Turkey has reportedly chosen to delay - but not cancel - the delivery of the S-400 surface-to-air missiles from Russia by a few months in an effort to appease the United States over their decision to buy systems that are incompatible with those of NATO.
According to Turkish daily Hurriyet, which cites unnamed diplomats, Turkey's Foreign Minister Mevlut Cavusoglu told his US counterpart Secretary of State Mike Pompeo in a meeting in Washington on June 4 that his country chose to have the S-400s delivered after 19 months, instead of the nine-month option offered by Russia.
The official reason presented by Turkey was that it needed more time to train its soldiers to use the new anti-ballistic missile systems, which would otherwise have to be handled by Russians.
“If we had accepted a nine-month delivery option then we would have no control on the use of S-400s. They would be used only by Russian experts, as national software would not be ready to be uploaded,” according to a Turkish official quoted in Hurriyet.
“Instead, we have chosen the 19-month option so that we could prepare our technical works and use them under fully Turkish control. We are very sensitive on this,” the official added.

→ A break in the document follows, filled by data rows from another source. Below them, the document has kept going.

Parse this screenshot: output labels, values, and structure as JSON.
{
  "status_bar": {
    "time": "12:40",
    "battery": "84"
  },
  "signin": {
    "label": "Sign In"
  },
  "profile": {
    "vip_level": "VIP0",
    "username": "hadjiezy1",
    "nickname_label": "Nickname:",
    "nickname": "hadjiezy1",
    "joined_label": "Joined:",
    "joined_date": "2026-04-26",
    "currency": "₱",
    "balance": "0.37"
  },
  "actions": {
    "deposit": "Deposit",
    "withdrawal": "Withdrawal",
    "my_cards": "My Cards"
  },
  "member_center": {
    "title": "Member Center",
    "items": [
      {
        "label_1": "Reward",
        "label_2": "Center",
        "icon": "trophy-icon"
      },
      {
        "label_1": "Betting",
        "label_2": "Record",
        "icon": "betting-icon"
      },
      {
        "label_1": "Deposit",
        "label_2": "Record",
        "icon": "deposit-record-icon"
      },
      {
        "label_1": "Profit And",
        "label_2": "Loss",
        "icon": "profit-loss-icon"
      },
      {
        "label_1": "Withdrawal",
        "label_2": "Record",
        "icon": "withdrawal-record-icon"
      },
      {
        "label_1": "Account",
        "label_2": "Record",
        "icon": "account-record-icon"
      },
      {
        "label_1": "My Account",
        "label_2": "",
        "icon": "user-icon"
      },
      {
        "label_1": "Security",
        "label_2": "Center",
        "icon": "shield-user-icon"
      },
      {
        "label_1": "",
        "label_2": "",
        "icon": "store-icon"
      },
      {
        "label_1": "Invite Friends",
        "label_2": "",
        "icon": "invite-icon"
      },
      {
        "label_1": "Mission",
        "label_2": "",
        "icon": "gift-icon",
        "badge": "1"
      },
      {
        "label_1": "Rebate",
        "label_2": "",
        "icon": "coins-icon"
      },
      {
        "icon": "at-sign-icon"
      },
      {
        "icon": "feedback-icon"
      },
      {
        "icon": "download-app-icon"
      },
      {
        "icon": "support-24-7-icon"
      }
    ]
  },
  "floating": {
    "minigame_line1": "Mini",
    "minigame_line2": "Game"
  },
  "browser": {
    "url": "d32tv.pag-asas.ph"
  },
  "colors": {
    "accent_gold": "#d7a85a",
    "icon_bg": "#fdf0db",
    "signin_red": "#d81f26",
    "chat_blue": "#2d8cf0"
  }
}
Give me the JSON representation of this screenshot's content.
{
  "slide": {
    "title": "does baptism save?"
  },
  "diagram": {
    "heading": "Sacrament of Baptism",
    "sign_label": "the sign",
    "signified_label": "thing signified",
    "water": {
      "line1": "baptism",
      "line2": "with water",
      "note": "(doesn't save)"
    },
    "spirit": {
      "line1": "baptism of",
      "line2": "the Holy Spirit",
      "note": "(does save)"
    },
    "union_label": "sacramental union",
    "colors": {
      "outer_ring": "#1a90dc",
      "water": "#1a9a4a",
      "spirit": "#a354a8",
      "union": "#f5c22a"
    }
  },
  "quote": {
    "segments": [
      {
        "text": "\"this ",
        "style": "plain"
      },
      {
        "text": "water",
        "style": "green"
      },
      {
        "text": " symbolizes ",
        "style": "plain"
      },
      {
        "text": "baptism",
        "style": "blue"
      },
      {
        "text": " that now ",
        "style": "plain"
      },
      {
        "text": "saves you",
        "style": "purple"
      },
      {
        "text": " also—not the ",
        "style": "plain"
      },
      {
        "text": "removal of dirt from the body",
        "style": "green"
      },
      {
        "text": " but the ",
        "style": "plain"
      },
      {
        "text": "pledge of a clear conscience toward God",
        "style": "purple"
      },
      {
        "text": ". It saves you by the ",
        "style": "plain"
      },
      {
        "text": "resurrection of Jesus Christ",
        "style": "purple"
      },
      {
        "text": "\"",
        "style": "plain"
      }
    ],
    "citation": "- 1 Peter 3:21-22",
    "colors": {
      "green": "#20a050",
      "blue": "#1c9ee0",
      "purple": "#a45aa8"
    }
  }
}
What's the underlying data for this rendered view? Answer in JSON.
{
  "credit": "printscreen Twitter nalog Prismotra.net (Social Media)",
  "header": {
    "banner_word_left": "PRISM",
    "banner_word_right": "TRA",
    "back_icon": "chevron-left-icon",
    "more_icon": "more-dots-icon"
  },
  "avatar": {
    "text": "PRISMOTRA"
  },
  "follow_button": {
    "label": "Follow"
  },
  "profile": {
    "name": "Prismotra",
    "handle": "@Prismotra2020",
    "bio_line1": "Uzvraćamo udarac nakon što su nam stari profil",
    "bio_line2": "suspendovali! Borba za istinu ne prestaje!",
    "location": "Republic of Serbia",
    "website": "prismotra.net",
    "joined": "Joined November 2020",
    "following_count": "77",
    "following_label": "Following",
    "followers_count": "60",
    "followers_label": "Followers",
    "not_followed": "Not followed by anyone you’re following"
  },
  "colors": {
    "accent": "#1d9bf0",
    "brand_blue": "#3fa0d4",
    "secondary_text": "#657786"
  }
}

Speaking at the Heritage Foundation in Washington on Tuesday, Assistant Secretary of State for European and Eurasian Affairs Wess Mitchell warned Turkey of unspecified consequences if it went along with the purchase of the Russian defence systems. US officials have repeatedly called on Turkey to cancel the purchase.